Problem requirements. All lines of the records below that contain the word "Class" must be listed.

Dataset rows describing interfaces

▽

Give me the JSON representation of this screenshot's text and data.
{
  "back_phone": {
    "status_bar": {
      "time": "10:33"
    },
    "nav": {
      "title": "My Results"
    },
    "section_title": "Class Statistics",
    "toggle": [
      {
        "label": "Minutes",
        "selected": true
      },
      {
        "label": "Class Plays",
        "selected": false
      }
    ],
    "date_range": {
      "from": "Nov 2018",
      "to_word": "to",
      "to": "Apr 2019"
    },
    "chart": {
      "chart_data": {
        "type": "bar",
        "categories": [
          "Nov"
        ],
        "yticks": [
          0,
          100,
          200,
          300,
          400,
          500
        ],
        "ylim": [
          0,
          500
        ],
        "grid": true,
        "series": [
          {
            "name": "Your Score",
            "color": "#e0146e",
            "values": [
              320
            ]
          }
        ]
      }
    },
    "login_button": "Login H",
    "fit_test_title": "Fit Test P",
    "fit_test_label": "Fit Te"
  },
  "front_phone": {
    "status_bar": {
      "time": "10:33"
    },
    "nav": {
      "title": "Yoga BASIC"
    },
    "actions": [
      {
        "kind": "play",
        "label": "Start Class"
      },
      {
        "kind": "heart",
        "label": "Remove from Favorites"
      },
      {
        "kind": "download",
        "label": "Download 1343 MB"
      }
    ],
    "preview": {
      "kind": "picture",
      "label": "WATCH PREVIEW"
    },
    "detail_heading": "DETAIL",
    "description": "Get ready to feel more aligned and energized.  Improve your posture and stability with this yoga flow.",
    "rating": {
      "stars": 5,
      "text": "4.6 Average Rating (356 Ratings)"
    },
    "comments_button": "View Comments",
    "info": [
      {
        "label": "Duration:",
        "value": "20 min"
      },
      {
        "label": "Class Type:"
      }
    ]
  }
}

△
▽

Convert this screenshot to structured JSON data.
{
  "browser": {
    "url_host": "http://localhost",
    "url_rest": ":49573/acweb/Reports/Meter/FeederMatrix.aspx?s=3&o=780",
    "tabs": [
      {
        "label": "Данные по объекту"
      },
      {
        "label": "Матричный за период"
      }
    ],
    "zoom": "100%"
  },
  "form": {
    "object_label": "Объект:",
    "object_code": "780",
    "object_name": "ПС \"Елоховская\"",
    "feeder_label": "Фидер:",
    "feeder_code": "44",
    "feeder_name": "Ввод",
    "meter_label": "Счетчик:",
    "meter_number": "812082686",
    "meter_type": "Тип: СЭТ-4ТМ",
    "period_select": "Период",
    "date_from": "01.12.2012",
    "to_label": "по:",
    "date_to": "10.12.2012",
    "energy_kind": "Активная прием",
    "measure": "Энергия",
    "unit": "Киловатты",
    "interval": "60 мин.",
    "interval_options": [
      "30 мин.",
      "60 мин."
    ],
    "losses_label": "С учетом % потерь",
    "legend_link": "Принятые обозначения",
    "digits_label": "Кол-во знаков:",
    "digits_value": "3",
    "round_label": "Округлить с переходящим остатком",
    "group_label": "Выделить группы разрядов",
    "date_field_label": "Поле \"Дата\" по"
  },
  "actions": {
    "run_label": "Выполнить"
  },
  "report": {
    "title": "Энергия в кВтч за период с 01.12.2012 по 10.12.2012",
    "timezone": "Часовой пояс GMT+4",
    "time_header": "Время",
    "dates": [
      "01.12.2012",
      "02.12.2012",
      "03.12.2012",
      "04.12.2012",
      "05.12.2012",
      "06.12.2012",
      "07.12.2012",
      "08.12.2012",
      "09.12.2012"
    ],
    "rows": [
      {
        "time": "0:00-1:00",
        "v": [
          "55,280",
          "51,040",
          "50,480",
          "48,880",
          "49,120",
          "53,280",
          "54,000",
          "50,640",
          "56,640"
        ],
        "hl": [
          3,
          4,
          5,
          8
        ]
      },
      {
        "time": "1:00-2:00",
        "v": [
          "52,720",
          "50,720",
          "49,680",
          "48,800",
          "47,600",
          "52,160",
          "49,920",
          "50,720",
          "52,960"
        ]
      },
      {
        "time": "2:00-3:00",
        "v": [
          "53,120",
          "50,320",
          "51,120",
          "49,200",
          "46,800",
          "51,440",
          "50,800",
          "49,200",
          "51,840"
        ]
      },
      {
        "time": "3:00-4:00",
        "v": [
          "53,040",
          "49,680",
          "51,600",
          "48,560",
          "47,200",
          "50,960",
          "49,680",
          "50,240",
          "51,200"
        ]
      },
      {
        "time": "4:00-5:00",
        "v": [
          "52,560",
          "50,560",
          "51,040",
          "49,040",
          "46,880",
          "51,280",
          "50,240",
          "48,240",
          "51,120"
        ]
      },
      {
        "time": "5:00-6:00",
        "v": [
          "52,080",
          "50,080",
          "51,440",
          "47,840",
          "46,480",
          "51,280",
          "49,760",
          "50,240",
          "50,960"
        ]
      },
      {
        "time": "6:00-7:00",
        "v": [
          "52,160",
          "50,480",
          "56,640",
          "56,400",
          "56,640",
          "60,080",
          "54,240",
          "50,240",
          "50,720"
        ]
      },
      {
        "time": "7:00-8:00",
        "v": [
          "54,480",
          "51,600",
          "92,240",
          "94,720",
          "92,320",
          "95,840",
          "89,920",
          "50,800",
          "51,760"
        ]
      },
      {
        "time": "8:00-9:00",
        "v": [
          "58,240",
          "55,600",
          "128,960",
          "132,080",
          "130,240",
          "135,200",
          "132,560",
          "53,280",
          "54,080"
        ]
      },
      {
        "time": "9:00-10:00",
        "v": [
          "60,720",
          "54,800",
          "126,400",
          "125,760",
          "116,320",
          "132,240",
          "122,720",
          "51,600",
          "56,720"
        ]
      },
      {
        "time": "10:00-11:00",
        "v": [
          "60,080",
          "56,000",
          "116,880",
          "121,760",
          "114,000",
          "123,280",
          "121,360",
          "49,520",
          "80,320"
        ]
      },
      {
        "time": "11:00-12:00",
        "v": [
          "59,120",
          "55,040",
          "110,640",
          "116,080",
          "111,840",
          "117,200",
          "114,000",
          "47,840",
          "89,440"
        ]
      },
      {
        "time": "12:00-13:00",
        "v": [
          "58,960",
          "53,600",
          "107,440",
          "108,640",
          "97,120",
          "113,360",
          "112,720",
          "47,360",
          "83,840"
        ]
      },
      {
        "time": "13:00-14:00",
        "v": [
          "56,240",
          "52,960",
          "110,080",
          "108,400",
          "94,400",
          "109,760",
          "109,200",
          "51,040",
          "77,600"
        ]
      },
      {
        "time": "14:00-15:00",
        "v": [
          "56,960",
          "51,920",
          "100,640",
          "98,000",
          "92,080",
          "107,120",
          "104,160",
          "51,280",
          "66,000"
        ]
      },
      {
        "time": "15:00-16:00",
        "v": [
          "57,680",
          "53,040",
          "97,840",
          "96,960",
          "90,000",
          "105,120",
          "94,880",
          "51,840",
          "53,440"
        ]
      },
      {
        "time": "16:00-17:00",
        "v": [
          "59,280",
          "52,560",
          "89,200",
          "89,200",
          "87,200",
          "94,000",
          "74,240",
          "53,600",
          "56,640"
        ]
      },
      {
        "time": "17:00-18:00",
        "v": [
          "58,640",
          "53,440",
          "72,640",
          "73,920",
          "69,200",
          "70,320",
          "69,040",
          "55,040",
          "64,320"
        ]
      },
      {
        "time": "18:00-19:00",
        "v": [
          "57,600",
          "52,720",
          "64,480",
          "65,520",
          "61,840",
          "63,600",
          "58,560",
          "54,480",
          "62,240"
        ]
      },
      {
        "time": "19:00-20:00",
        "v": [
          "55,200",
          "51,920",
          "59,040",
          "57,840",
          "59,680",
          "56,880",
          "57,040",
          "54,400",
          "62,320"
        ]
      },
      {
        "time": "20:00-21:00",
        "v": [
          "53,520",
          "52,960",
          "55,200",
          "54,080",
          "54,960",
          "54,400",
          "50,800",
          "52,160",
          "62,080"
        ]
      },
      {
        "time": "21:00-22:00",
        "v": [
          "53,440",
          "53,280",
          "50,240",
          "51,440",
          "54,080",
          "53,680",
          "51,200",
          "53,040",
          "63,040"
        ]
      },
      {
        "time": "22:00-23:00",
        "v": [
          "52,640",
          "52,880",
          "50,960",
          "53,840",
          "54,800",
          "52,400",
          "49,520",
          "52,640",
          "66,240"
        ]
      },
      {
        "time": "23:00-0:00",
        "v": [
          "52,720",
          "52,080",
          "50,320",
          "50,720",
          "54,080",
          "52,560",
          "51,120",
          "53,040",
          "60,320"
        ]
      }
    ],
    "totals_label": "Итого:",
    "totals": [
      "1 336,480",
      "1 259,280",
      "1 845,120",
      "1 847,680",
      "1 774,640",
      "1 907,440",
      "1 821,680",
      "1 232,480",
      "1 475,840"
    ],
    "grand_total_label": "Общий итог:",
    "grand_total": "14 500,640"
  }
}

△

Exercise solution.
    "section_title": "Class Statistics",
        "label": "Class Plays",
        "label": "Start Class"
        "label": "Class Type:"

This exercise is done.